═════ Extracted data ═════
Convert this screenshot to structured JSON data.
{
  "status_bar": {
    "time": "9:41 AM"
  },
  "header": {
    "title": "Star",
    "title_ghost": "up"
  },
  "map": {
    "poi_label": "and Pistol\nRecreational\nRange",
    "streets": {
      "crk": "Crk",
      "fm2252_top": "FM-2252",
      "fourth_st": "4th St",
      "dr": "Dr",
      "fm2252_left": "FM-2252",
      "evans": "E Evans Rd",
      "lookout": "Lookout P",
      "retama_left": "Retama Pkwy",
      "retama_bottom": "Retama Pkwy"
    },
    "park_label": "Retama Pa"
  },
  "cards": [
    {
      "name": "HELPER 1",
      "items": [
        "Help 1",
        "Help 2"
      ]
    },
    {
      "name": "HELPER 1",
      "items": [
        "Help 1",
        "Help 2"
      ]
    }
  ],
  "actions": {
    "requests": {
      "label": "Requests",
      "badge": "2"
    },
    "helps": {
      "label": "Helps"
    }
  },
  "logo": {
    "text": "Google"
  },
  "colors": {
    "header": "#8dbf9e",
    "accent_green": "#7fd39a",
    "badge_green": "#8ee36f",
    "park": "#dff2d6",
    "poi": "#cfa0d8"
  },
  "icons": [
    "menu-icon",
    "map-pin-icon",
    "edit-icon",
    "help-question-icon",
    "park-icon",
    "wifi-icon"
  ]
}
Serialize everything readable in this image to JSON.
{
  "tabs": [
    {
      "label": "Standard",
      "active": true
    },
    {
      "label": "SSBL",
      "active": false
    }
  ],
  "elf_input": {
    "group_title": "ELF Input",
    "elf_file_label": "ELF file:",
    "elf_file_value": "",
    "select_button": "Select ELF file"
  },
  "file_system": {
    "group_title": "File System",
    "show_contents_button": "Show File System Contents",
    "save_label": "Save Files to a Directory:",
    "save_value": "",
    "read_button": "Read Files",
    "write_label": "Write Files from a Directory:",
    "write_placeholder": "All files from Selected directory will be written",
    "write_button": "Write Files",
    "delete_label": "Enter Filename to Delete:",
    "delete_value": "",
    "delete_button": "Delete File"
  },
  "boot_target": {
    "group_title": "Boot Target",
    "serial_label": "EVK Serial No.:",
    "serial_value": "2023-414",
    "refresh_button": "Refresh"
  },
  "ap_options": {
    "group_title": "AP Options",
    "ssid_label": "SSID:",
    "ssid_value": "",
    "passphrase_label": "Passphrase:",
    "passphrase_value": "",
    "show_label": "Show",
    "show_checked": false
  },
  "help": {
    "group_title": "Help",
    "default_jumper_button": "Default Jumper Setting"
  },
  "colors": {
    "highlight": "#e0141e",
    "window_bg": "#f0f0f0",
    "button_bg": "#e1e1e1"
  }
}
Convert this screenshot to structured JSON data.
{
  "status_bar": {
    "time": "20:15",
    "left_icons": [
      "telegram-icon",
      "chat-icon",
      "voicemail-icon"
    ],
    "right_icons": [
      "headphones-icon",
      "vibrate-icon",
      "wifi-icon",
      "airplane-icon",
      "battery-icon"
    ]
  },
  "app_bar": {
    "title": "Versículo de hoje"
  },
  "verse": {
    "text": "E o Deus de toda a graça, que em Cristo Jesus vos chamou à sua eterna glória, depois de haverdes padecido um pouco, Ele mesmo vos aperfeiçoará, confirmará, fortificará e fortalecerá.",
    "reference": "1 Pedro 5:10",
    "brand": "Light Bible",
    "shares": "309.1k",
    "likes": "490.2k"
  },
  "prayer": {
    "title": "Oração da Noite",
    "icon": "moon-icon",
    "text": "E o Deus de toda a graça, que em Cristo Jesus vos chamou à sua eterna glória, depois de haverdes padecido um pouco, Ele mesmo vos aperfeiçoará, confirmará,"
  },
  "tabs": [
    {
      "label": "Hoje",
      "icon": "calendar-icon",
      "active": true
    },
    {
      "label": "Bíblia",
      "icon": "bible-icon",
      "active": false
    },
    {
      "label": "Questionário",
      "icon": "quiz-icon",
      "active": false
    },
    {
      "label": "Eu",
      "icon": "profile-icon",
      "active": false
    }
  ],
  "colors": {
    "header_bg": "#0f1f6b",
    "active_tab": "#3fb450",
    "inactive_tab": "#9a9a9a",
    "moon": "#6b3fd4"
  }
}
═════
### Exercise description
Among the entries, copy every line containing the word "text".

### Exercise response
    "text": "Google"
    "text": "E o Deus de toda a graça, que em Cristo Jesus vos chamou à sua eterna glória, depois de haverdes padecido um pouco, Ele mesmo vos aperfeiçoará, confirmará, fortificará e fortalecerá.",
    "text": "E o Deus de toda a graça, que em Cristo Jesus vos chamou à sua eterna glória, depois de haverdes padecido um pouco, Ele mesmo vos aperfeiçoará, confirmará,"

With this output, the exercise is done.